By Jeffery M. Leonard, Ph.D.
Associate Professor of Biblical & Religious Studies, Samford University
IS HELL REAL?
2 Thessalonians 1:3–12
The opening chapter of the Book of 1 Samuel paints a very difficult scene. In the story, a man named Elkanah had taken two wives, Hannah and Peninnah. As is almost always the case in the Bible’s stories involving polygamy, things in this story were complicated. Hannah was greatly loved by her husband, but she had never been able to bear him any children. Peninnah had produced children for Elkanah, but she remained unloved by him.
Those familiar with the Scriptures will know that Hannah did eventually give birth to a son, the boy who would grow up to be the famous judge Samuel. Of particular interest is Hannah’s song of praise following Samuel’s birth. This song in 1 Samuel 2 is one all about reversals. Warriors’ bows are broken, but the weak are given strength.
The full go without food but the hungry are full. And in a not so subtle reply to Peninnah, “The woman who is childless gives birth to seven, but the woman with many sons pines away.”
Words like those in Hannah’s song are found all over the Scriptures. Psalm 113 sounds remarkably similar, as does the Magnificat, the song Mary sings in Luke 1 when she learns she will give birth to the Messiah.
At the heart of these passages is a longing for divine justice, a longing for God to “turn the tables” so that the weak will no longer be oppressed and the righteous will no longer be persecuted. We find this same sort of idea in the opening chapter of 2 Thessalonians.
God watches over His faithful followers. (3–7a)
Paul’s second letter to the Thessalonians reaches a group of Christians suffering considerable persecution. Paul commends the believers there and taps into language from the Old Testament as he directs the Thessalonian believers to remember that a time would come when God would make all things right.
The Day of Judgment would come, and these suffering believers could take comfort in the fact that on that day, when God “turns the tables” in an ultimate sense, they would be found worthy of God’s Kingdom.
Those who do not follow God will face eternal destruction. (7b–10)
The day that would come as a comfort for those who suffer would come as judgment for those who caused that suffering.
Paul insists that God is just and will pay back those who afflicted them and give relief to the persecuted.
Paul’s description here is not pretty. It is one that describes punishment with “eternal destruction from the Lord’s presence and from His glorious strength.”
We are called and equipped to do good and bring glory to God. (11–12)
A careful reader will note a nearly autobiographical element in Paul’s words in the passage.

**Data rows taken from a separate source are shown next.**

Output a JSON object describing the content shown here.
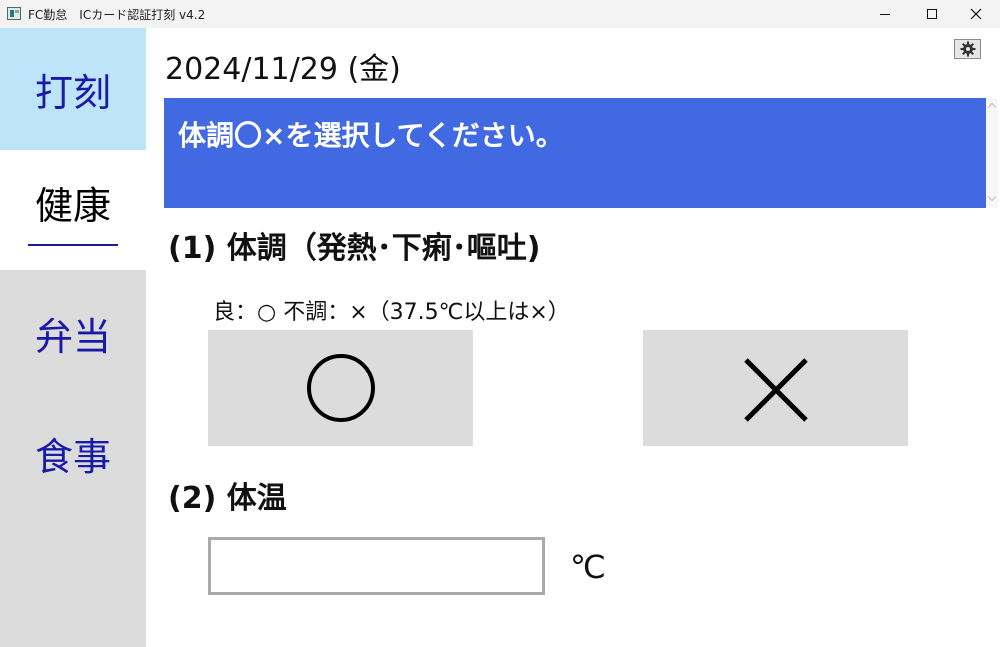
{
  "window": {
    "title": "FC勤怠　ICカード認証打刻 v4.2"
  },
  "sidebar": {
    "items": [
      {
        "label": "打刻"
      },
      {
        "label": "健康"
      },
      {
        "label": "弁当"
      },
      {
        "label": "食事"
      }
    ]
  },
  "main": {
    "date": "2024/11/29 (金)",
    "banner": "体調〇×を選択してください。",
    "section1": {
      "heading": "(1) 体調（発熱･下痢･嘔吐)",
      "hint": "良：○  不調：×（37.5℃以上は×）",
      "ok_label": "〇",
      "ng_label": "×"
    },
    "section2": {
      "heading": "(2) 体温",
      "value": "",
      "unit": "℃"
    }
  },
  "colors": {
    "banner": "#4169e1",
    "sidebar_active": "#bde4f8",
    "sidebar_bg": "#dcdcdc",
    "nav_text": "#1a1aa8"
  },
  "icons": {
    "settings": "gear-icon"
  }
}
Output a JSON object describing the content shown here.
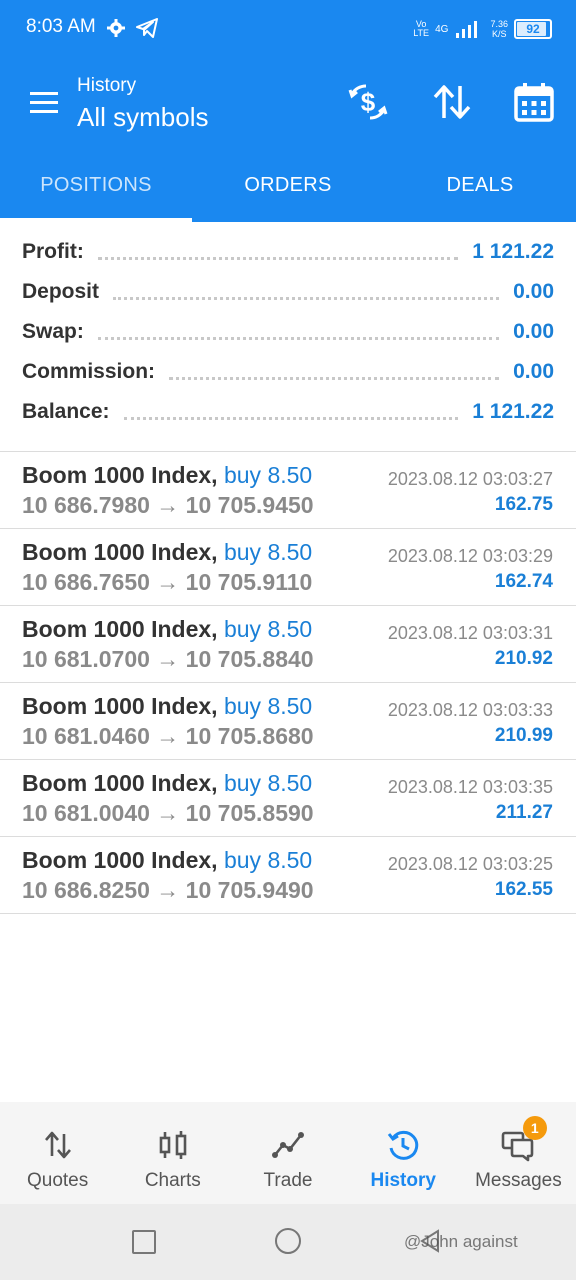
{
  "status_bar": {
    "time": "8:03 AM",
    "network_label": "Vo LTE",
    "network_type": "4G",
    "speed_value": "7.36",
    "speed_unit": "K/S",
    "battery": "92",
    "battery_level": 0.92
  },
  "header": {
    "subtitle": "History",
    "title": "All symbols",
    "icons": [
      "currency-exchange-icon",
      "sort-icon",
      "calendar-icon"
    ]
  },
  "tabs": [
    {
      "label": "POSITIONS",
      "active": true
    },
    {
      "label": "ORDERS",
      "active": false
    },
    {
      "label": "DEALS",
      "active": false
    }
  ],
  "summary": [
    {
      "label": "Profit:",
      "value": "1 121.22"
    },
    {
      "label": "Deposit",
      "value": "0.00"
    },
    {
      "label": "Swap:",
      "value": "0.00"
    },
    {
      "label": "Commission:",
      "value": "0.00"
    },
    {
      "label": "Balance:",
      "value": "1 121.22"
    }
  ],
  "deals": [
    {
      "symbol": "Boom 1000 Index,",
      "direction": "buy 8.50",
      "prices": "10 686.7980 → 10 705.9450",
      "time": "2023.08.12 03:03:27",
      "profit": "162.75"
    },
    {
      "symbol": "Boom 1000 Index,",
      "direction": "buy 8.50",
      "prices": "10 686.7650 → 10 705.9110",
      "time": "2023.08.12 03:03:29",
      "profit": "162.74"
    },
    {
      "symbol": "Boom 1000 Index,",
      "direction": "buy 8.50",
      "prices": "10 681.0700 → 10 705.8840",
      "time": "2023.08.12 03:03:31",
      "profit": "210.92"
    },
    {
      "symbol": "Boom 1000 Index,",
      "direction": "buy 8.50",
      "prices": "10 681.0460 → 10 705.8680",
      "time": "2023.08.12 03:03:33",
      "profit": "210.99"
    },
    {
      "symbol": "Boom 1000 Index,",
      "direction": "buy 8.50",
      "prices": "10 681.0040 → 10 705.8590",
      "time": "2023.08.12 03:03:35",
      "profit": "211.27"
    },
    {
      "symbol": "Boom 1000 Index,",
      "direction": "buy 8.50",
      "prices": "10 686.8250 → 10 705.9490",
      "time": "2023.08.12 03:03:25",
      "profit": "162.55"
    }
  ],
  "bottom_nav": [
    {
      "label": "Quotes",
      "icon": "quotes-icon",
      "active": false
    },
    {
      "label": "Charts",
      "icon": "charts-icon",
      "active": false
    },
    {
      "label": "Trade",
      "icon": "trade-icon",
      "active": false
    },
    {
      "label": "History",
      "icon": "history-icon",
      "active": true
    },
    {
      "label": "Messages",
      "icon": "messages-icon",
      "active": false,
      "badge": "1"
    }
  ],
  "watermark": "@John against",
  "colors": {
    "primary": "#1a88f0",
    "value_blue": "#1a7fd6",
    "badge": "#f59a0c"
  }
}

As Paul describes the appearance of the Lord Jesus from heaven “with flaming fire,” we are reminded of Paul’s own encounter with the risen Jesus in Acts 9, when “a light from heaven suddenly flashed around him.”
Those deserving punishment for not obeying “the gospel of our Lord Jesus” sound a great deal like Paul when he was traveling from town to town persecuting Christ’s followers.
The sense of undeserved rescue from well-deserved punishment was what motivated much of Paul’s ministry. It was what led him to pray constantly for the Thessalonians so that the very Messiah who rescued Paul could be glorified in them.